BEGIN The records

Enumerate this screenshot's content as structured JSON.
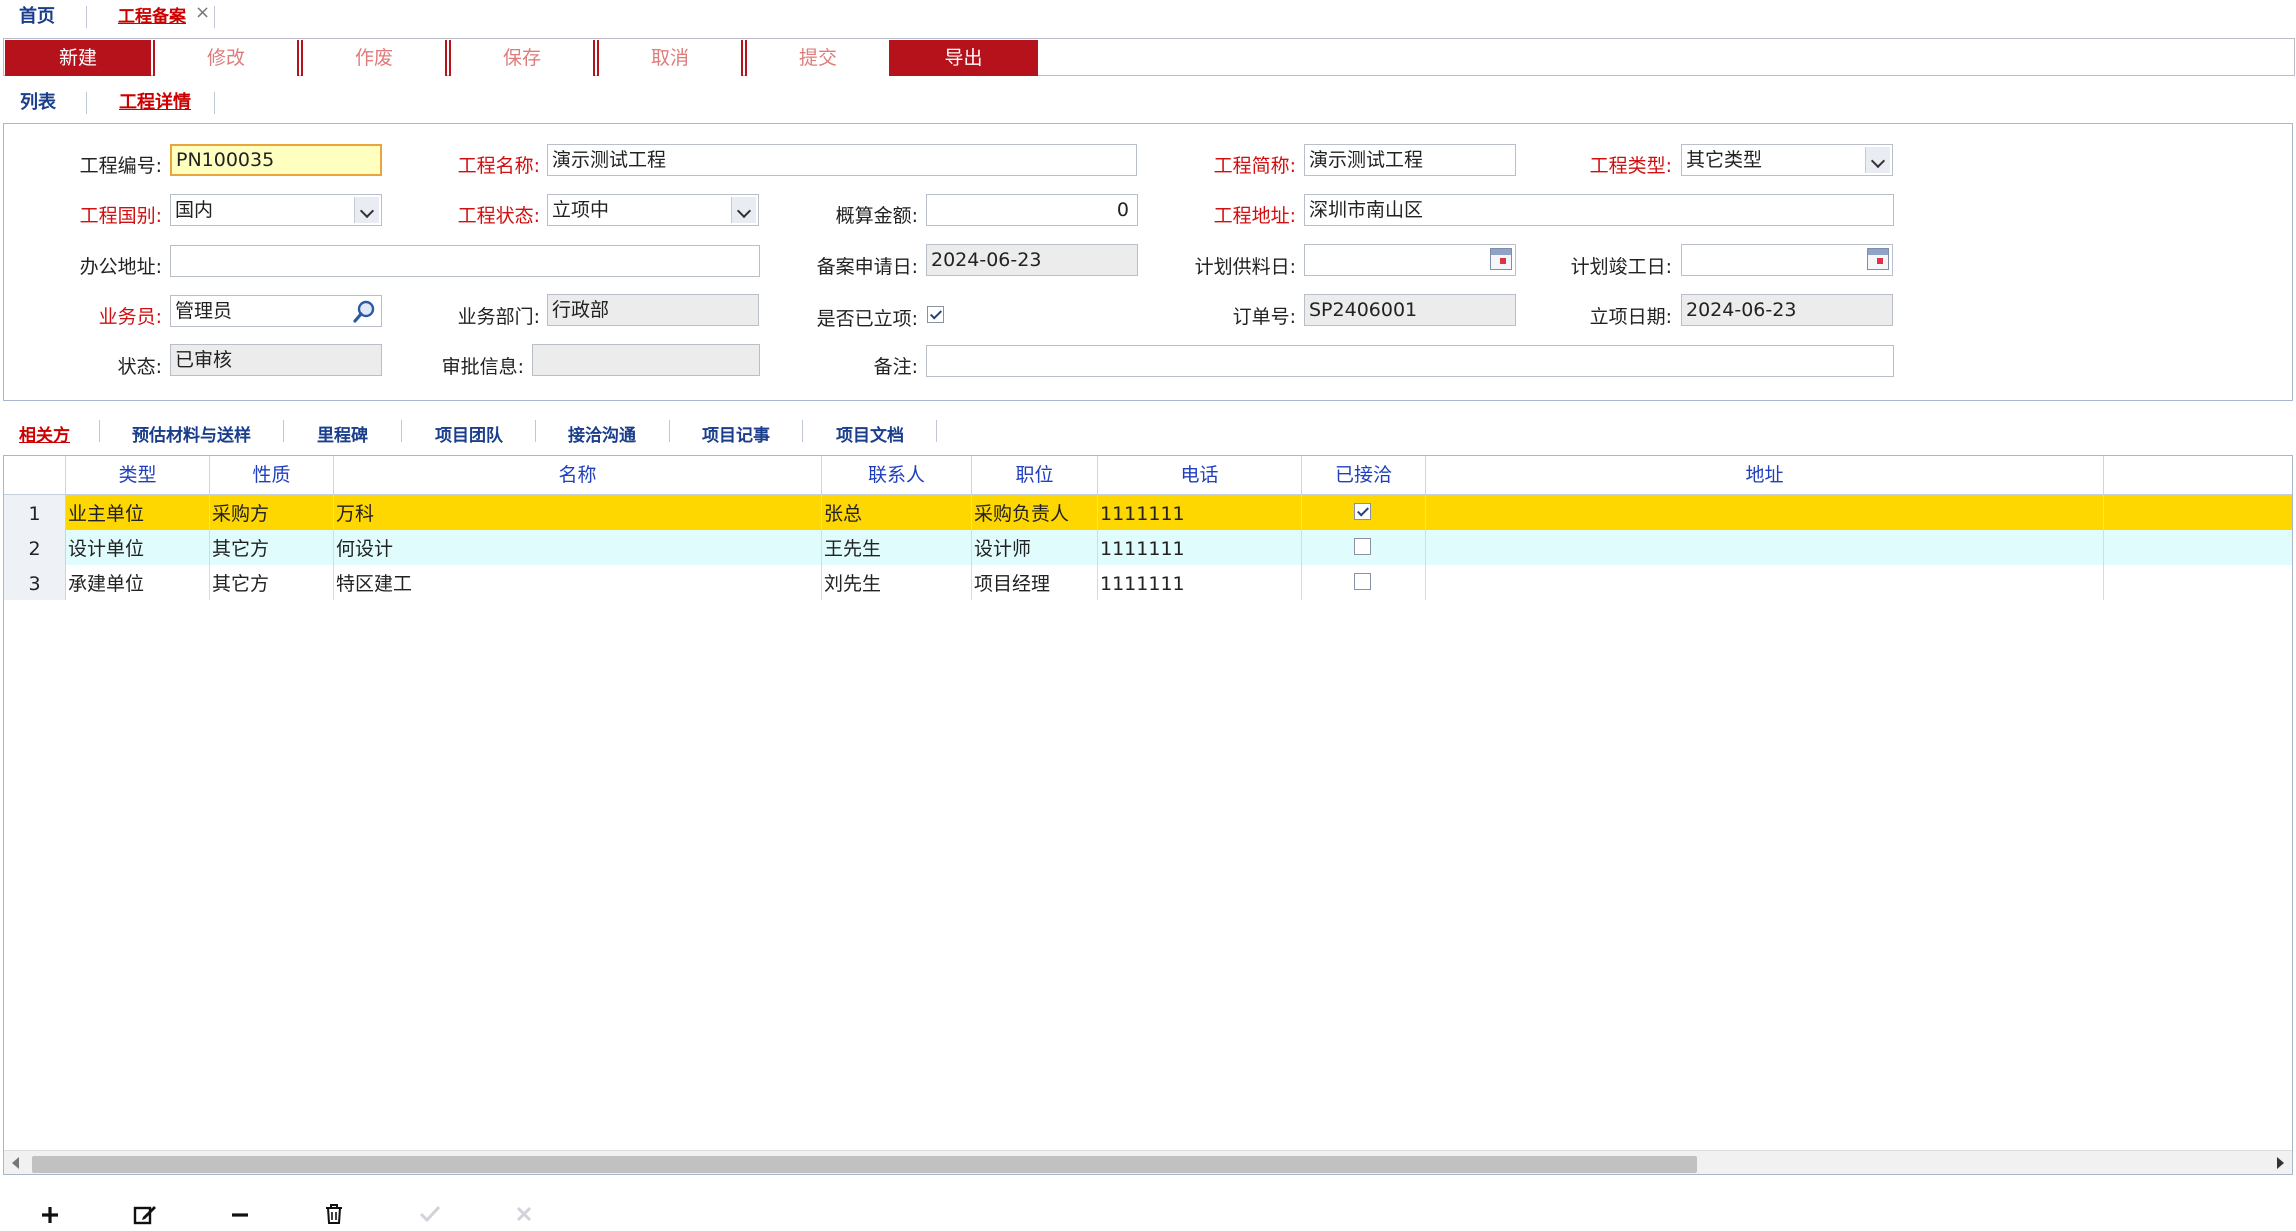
{
  "top_tabs": [
    {
      "label": "首页",
      "active": false
    },
    {
      "label": "工程备案",
      "active": true
    }
  ],
  "tab_close": "×",
  "toolbar": {
    "buttons": [
      {
        "label": "新建",
        "enabled": true
      },
      {
        "label": "修改",
        "enabled": false
      },
      {
        "label": "作废",
        "enabled": false
      },
      {
        "label": "保存",
        "enabled": false
      },
      {
        "label": "取消",
        "enabled": false
      },
      {
        "label": "提交",
        "enabled": false
      },
      {
        "label": "导出",
        "enabled": true
      }
    ]
  },
  "view_tabs": [
    {
      "label": "列表",
      "active": false
    },
    {
      "label": "工程详情",
      "active": true
    }
  ],
  "form": {
    "project_no": {
      "label": "工程编号:",
      "value": "PN100035"
    },
    "project_name": {
      "label": "工程名称:",
      "value": "演示测试工程"
    },
    "short_name": {
      "label": "工程简称:",
      "value": "演示测试工程"
    },
    "project_type": {
      "label": "工程类型:",
      "value": "其它类型"
    },
    "country": {
      "label": "工程国别:",
      "value": "国内"
    },
    "project_status": {
      "label": "工程状态:",
      "value": "立项中"
    },
    "estimate": {
      "label": "概算金额:",
      "value": "0"
    },
    "project_address": {
      "label": "工程地址:",
      "value": "深圳市南山区"
    },
    "office_address": {
      "label": "办公地址:",
      "value": ""
    },
    "apply_date": {
      "label": "备案申请日:",
      "value": "2024-06-23"
    },
    "plan_supply_date": {
      "label": "计划供料日:",
      "value": ""
    },
    "plan_finish_date": {
      "label": "计划竣工日:",
      "value": ""
    },
    "salesman": {
      "label": "业务员:",
      "value": "管理员"
    },
    "department": {
      "label": "业务部门:",
      "value": "行政部"
    },
    "approved": {
      "label": "是否已立项:",
      "checked": true
    },
    "order_no": {
      "label": "订单号:",
      "value": "SP2406001"
    },
    "setup_date": {
      "label": "立项日期:",
      "value": "2024-06-23"
    },
    "status": {
      "label": "状态:",
      "value": "已审核"
    },
    "approval_info": {
      "label": "审批信息:",
      "value": ""
    },
    "remark": {
      "label": "备注:",
      "value": ""
    }
  },
  "detail_tabs": [
    {
      "label": "相关方",
      "active": true
    },
    {
      "label": "预估材料与送样",
      "active": false
    },
    {
      "label": "里程碑",
      "active": false
    },
    {
      "label": "项目团队",
      "active": false
    },
    {
      "label": "接洽沟通",
      "active": false
    },
    {
      "label": "项目记事",
      "active": false
    },
    {
      "label": "项目文档",
      "active": false
    }
  ],
  "grid": {
    "columns": [
      "类型",
      "性质",
      "名称",
      "联系人",
      "职位",
      "电话",
      "已接洽",
      "地址"
    ],
    "rows": [
      {
        "no": "1",
        "type": "业主单位",
        "nature": "采购方",
        "name": "万科",
        "contact": "张总",
        "position": "采购负责人",
        "phone": "1111111",
        "contacted": true,
        "address": ""
      },
      {
        "no": "2",
        "type": "设计单位",
        "nature": "其它方",
        "name": "何设计",
        "contact": "王先生",
        "position": "设计师",
        "phone": "1111111",
        "contacted": false,
        "address": ""
      },
      {
        "no": "3",
        "type": "承建单位",
        "nature": "其它方",
        "name": "特区建工",
        "contact": "刘先生",
        "position": "项目经理",
        "phone": "1111111",
        "contacted": false,
        "address": ""
      }
    ],
    "row_colors": {
      "selected": "#ffd700",
      "hover": "#e0fcfc",
      "normal": "#ffffff"
    }
  },
  "grid_actions": [
    {
      "icon": "plus-icon",
      "enabled": true
    },
    {
      "icon": "edit-icon",
      "enabled": true
    },
    {
      "icon": "minus-icon",
      "enabled": true
    },
    {
      "icon": "trash-icon",
      "enabled": true
    },
    {
      "icon": "check-icon",
      "enabled": false
    },
    {
      "icon": "close-icon",
      "enabled": false
    }
  ],
  "colors": {
    "accent": "#b5121b",
    "required": "#d01010",
    "link": "#1a3e8c",
    "header": "#1f3fbf"
  }
}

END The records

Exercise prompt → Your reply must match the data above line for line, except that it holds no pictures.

Answer box →
Enumerate this screenshot's content as structured JSON.
{
  "top_tabs": [
    {
      "label": "首页",
      "active": false
    },
    {
      "label": "工程备案",
      "active": true
    }
  ],
  "tab_close": "×",
  "toolbar": {
    "buttons": [
      {
        "label": "新建",
        "enabled": true
      },
      {
        "label": "修改",
        "enabled": false
      },
      {
        "label": "作废",
        "enabled": false
      },
      {
        "label": "保存",
        "enabled": false
      },
      {
        "label": "取消",
        "enabled": false
      },
      {
        "label": "提交",
        "enabled": false
      },
      {
        "label": "导出",
        "enabled": true
      }
    ]
  },
  "view_tabs": [
    {
      "label": "列表",
      "active": false
    },
    {
      "label": "工程详情",
      "active": true
    }
  ],
  "form": {
    "project_no": {
      "label": "工程编号:",
      "value": "PN100035"
    },
    "project_name": {
      "label": "工程名称:",
      "value": "演示测试工程"
    },
    "short_name": {
      "label": "工程简称:",
      "value": "演示测试工程"
    },
    "project_type": {
      "label": "工程类型:",
      "value": "其它类型"
    },
    "country": {
      "label": "工程国别:",
      "value": "国内"
    },
    "project_status": {
      "label": "工程状态:",
      "value": "立项中"
    },
    "estimate": {
      "label": "概算金额:",
      "value": "0"
    },
    "project_address": {
      "label": "工程地址:",
      "value": "深圳市南山区"
    },
    "office_address": {
      "label": "办公地址:",
      "value": ""
    },
    "apply_date": {
      "label": "备案申请日:",
      "value": "2024-06-23"
    },
    "plan_supply_date": {
      "label": "计划供料日:",
      "value": ""
    },
    "plan_finish_date": {
      "label": "计划竣工日:",
      "value": ""
    },
    "salesman": {
      "label": "业务员:",
      "value": "管理员"
    },
    "department": {
      "label": "业务部门:",
      "value": "行政部"
    },
    "approved": {
      "label": "是否已立项:",
      "checked": true
    },
    "order_no": {
      "label": "订单号:",
      "value": "SP2406001"
    },
    "setup_date": {
      "label": "立项日期:",
      "value": "2024-06-23"
    },
    "status": {
      "label": "状态:",
      "value": "已审核"
    },
    "approval_info": {
      "label": "审批信息:",
      "value": ""
    },
    "remark": {
      "label": "备注:",
      "value": ""
    }
  },
  "detail_tabs": [
    {
      "label": "相关方",
      "active": true
    },
    {
      "label": "预估材料与送样",
      "active": false
    },
    {
      "label": "里程碑",
      "active": false
    },
    {
      "label": "项目团队",
      "active": false
    },
    {
      "label": "接洽沟通",
      "active": false
    },
    {
      "label": "项目记事",
      "active": false
    },
    {
      "label": "项目文档",
      "active": false
    }
  ],
  "grid": {
    "columns": [
      "类型",
      "性质",
      "名称",
      "联系人",
      "职位",
      "电话",
      "已接洽",
      "地址"
    ],
    "rows": [
      {
        "no": "1",
        "type": "业主单位",
        "nature": "采购方",
        "name": "万科",
        "contact": "张总",
        "position": "采购负责人",
        "phone": "1111111",
        "contacted": true,
        "address": ""
      },
      {
        "no": "2",
        "type": "设计单位",
        "nature": "其它方",
        "name": "何设计",
        "contact": "王先生",
        "position": "设计师",
        "phone": "1111111",
        "contacted": false,
        "address": ""
      },
      {
        "no": "3",
        "type": "承建单位",
        "nature": "其它方",
        "name": "特区建工",
        "contact": "刘先生",
        "position": "项目经理",
        "phone": "1111111",
        "contacted": false,
        "address": ""
      }
    ],
    "row_colors": {
      "selected": "#ffd700",
      "hover": "#e0fcfc",
      "normal": "#ffffff"
    }
  },
  "grid_actions": [
    {
      "icon": "plus-icon",
      "enabled": true
    },
    {
      "icon": "edit-icon",
      "enabled": true
    },
    {
      "icon": "minus-icon",
      "enabled": true
    },
    {
      "icon": "trash-icon",
      "enabled": true
    },
    {
      "icon": "check-icon",
      "enabled": false
    },
    {
      "icon": "close-icon",
      "enabled": false
    }
  ],
  "colors": {
    "accent": "#b5121b",
    "required": "#d01010",
    "link": "#1a3e8c",
    "header": "#1f3fbf"
  }
}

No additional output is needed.